Just what is Cameron’s strategy in Europe? In fact, forget his strategy, just what is the PM’s basic logic when it comes to dealing with the European Union. After last week’s “fearless” yet fruitless stand against Junker, which saw the UK at odds with all but one other EU member state, it’s clearly time for change.
In Britain we have a growing epidemic of urgent debt caused by the reliance, from a cross-section of society, on pay-day lenders. It’s a dangerous spiral of need that is devastating some of the most vulnerable employees, households and communities throughout the country.
The problem is widely known, but the impact largely unmeasured.
When Parliament last Thursday said no to military action in Syria, it was a pivotal moment in asserting democratic values and demonstrating Labour’s commitment to the role of the UN in resolving this conflict.
With most western economies either stalled or contracting, there is an obvious need for action to promote a return to growth. My concern is that the very tool that Central Banks are using to improve liquidity in stagnating economies (Quantitative Easing) could actually be creating a brand new bubble.

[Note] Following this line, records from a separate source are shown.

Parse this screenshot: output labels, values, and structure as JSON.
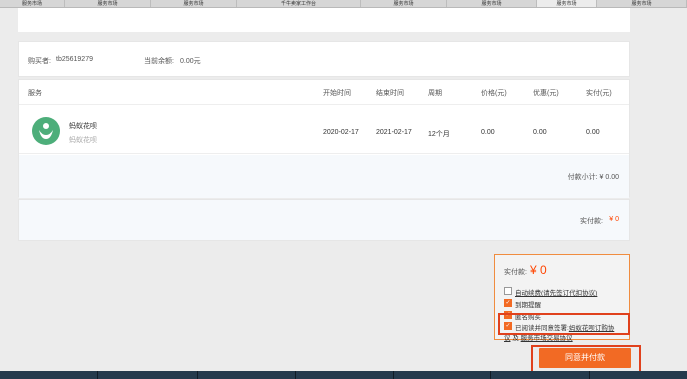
{
  "tabs": [
    {
      "label": "服务市场",
      "active": false
    },
    {
      "label": "服务市场",
      "active": false
    },
    {
      "label": "服务市场",
      "active": false
    },
    {
      "label": "千牛卖家工作台",
      "active": false
    },
    {
      "label": "服务市场",
      "active": false
    },
    {
      "label": "服务市场",
      "active": false
    },
    {
      "label": "服务市场",
      "active": true
    },
    {
      "label": "服务市场",
      "active": false
    }
  ],
  "buyer": {
    "buyer_label": "购买者:",
    "buyer_name": "tb25619279",
    "balance_label": "当前余额:",
    "balance_value": "0.00元"
  },
  "services": {
    "headers": {
      "service": "服务",
      "start": "开始时间",
      "end": "结束时间",
      "period": "周期",
      "price": "价格(元)",
      "discount": "优惠(元)",
      "paid": "实付(元)"
    },
    "items": [
      {
        "name": "蚂蚁花呗",
        "subtitle": "蚂蚁花呗",
        "start": "2020-02-17",
        "end": "2021-02-17",
        "period": "12个月",
        "price": "0.00",
        "discount": "0.00",
        "paid": "0.00"
      }
    ],
    "subtotal": "付款小计: ¥ 0.00"
  },
  "payment": {
    "label": "实付款:",
    "value": "¥ 0"
  },
  "confirm": {
    "total_label": "实付款:",
    "total_value": "¥ 0",
    "auto_renew": "自动续费(请先签订代扣协议)",
    "expire_remind": "到期提醒",
    "anonymous": "匿名购买",
    "agree_prefix": "已阅读并同意签署:",
    "agree_link1": "蚂蚁花呗订购协",
    "agree_line2_prefix": "议",
    "agree_and": "及",
    "agree_link2": "服务市场交易协议",
    "pay_button": "同意并付款"
  }
}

In exactly three months from today, London (with the support of the rest of Britain) will welcome and host the 2012 Olympic Games. Many are excited by this prospect, while some are simply indifferent.
Last night Bradford West delivered a result that no political analyst predicted. This morning many were trying to find answers in the result and what it tells us about the current national political landscape, and some were even seeking answers regarding the leadership of the Labour party itself.
This is misplaced.